by Rob Yongue
Dec. 1, 2019
Read Isaiah 11
Isaiah 7:14 — “Therefore, the Lord himself will give you a sign: See, the virgin will conceive, have a son, and name him Immanuel.”
The text for “O Come, O Come, Emmanuel” comes from a seven verse Latin poem that dates back to the 8th century. It was used in a call and response fashion during the vespers, or evening service.
The poem came to the attention of Anglican priest and hymn writer John Mason Neale in the mid 1800s. Neale was prevented from serving in a parish due to lung disease, but he devoted much of his life to social ministry. He founded a nursing order of Anglican nuns and helped organizations that cared for orphans and young women. In his “spare time”, he translated early and medieval Greek and Latin hymns for his fellow Anglicans.
Like the original poem, Neale’s translation from 1851 contained seven stanzas; today many modern hymnals contain only four or five. Various names for the Messiah are used in each stanza to express the fulfillment of prophecy that Jesus brings. English choirmaster Thomas Helmore was the first person to pair Neale’s text with the tune Veni Emmanuel. He also is said to have added the familiar refrain “Rejoice, rejoice, Immanuel shall come to you, O Israel.”
British hymnologist J.R. Watson provides a context for the antiphons included on the second page after the hymn in our United Methodist Hymnal: “The antiphons, sometimes called the ‘O antiphons’ or ‘The Great O’s’, were designated to concentrate the mind on the coming Christmas, enriching the meaning of the Incarnation with a complex series of references from the Old and New Testaments.”
Each antiphon begins as follows:
- Sapentia (Wisdom)
- Adonai (Hebrew word for God)
- Radix Jesse (stem or root of Jesse)
- Clavis David (key of David)
- Oriens (dayspring)
- Rex genitium (King of the Gentiles)
Put together, the first letter of the second word of each antiphon spells SARCORE. If read backwards, the letters form a two-word acrostic, “Ero cras,” meaning “I will be present tomorrow.” Jesus is God with us. He has not only come in history, but he is coming again. What a reason to rejoice!

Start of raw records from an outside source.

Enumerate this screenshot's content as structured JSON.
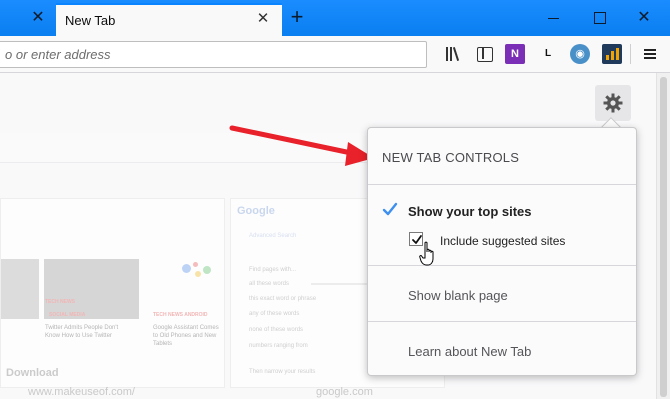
{
  "tabs": [
    {
      "label": "New Tab",
      "active": true
    }
  ],
  "urlbar": {
    "placeholder": "o or enter address"
  },
  "toolbar_icons": [
    "library-icon",
    "sidebar-icon",
    "onenote-icon",
    "l-extension-icon",
    "wave-extension-icon",
    "stats-extension-icon",
    "menu-icon"
  ],
  "toolbar": {
    "onenote_letter": "N",
    "l_letter": "L"
  },
  "colors": {
    "accent": "#0a84ff",
    "checkmark": "#3d8ff0",
    "arrow": "#e8212a"
  },
  "panel": {
    "title": "NEW TAB CONTROLS",
    "show_top_sites": "Show your top sites",
    "include_suggested": "Include suggested sites",
    "show_blank": "Show blank page",
    "learn_about": "Learn about New Tab",
    "show_top_sites_checked": true,
    "include_suggested_checked": true
  },
  "background": {
    "download_label": "Download",
    "url_left": "www.makeuseof.com/",
    "url_google": "google.com",
    "google_logo": "Google",
    "google_sub": "Advanced Search",
    "google_field": "Find pages with...",
    "google_field2": "all these words",
    "google_field3": "this exact word or phrase",
    "google_field4": "any of these words",
    "google_field5": "none of these words",
    "google_field6": "numbers ranging from",
    "google_field7": "Then narrow your results",
    "tile1_tag": "TECH NEWS",
    "tile1_tag2": "SOCIAL MEDIA",
    "tile1_caption": "Twitter Admits People Don't Know How to Use Twitter",
    "tile2_tag": "TECH NEWS ANDROID",
    "tile2_caption": "Google Assistant Comes to Old Phones and New Tablets"
  }
}
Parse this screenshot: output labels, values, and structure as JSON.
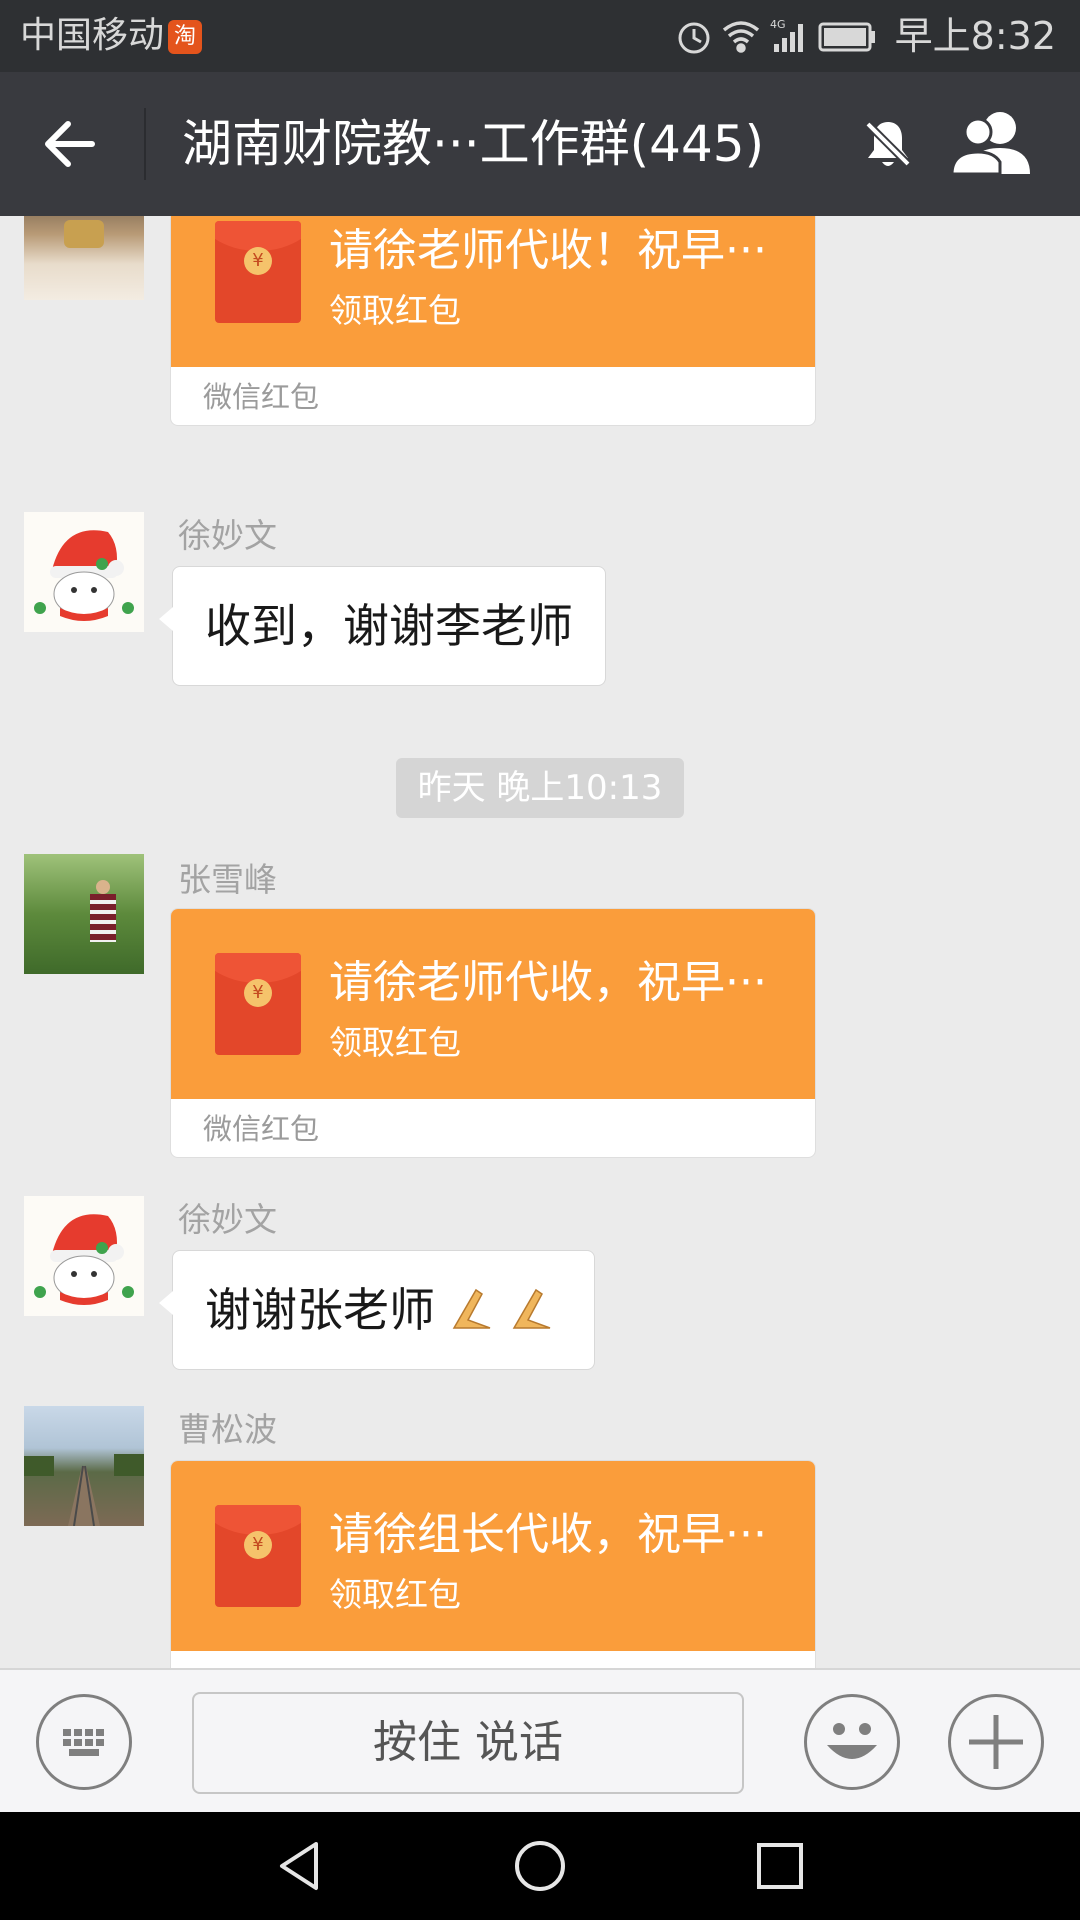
{
  "status_bar": {
    "carrier": "中国移动",
    "taobao_badge": "淘",
    "network": "4G",
    "time": "早上8:32"
  },
  "title_bar": {
    "title": "湖南财院教···工作群(445)"
  },
  "chat": {
    "messages": [
      {
        "type": "red_packet",
        "sender": "",
        "title": "请徐老师代收！祝早···",
        "subtitle": "领取红包",
        "footer": "微信红包"
      },
      {
        "type": "text",
        "sender": "徐妙文",
        "text": "收到，谢谢李老师"
      },
      {
        "type": "timestamp",
        "text": "昨天 晚上10:13"
      },
      {
        "type": "red_packet",
        "sender": "张雪峰",
        "title": "请徐老师代收，祝早···",
        "subtitle": "领取红包",
        "footer": "微信红包"
      },
      {
        "type": "text",
        "sender": "徐妙文",
        "text": "谢谢张老师"
      },
      {
        "type": "red_packet",
        "sender": "曹松波",
        "title": "请徐组长代收，祝早···",
        "subtitle": "领取红包",
        "footer": ""
      }
    ]
  },
  "input_bar": {
    "voice_button_label": "按住 说话"
  },
  "colors": {
    "statusbar_bg": "#2e3033",
    "titlebar_bg": "#393a3f",
    "chat_bg": "#ebebeb",
    "red_packet": "#fa9d3b",
    "envelope": "#e3472a"
  },
  "icons": [
    "back-arrow-icon",
    "mute-bell-icon",
    "group-members-icon",
    "keyboard-icon",
    "emoji-icon",
    "plus-icon",
    "nav-back-icon",
    "nav-home-icon",
    "nav-recents-icon"
  ]
}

Prayer: Lord Jesus, we wait in joyful hope for you. Send us your grace this Advent season so that we can prepare for your coming. Touch our hearts with longing so that we can better love and serve you and each other. Fill us with the hope that we can be transformed by your Spirit and so help transform the world. We ask these things in the name of Jesus whose kingdom we seek. Amen.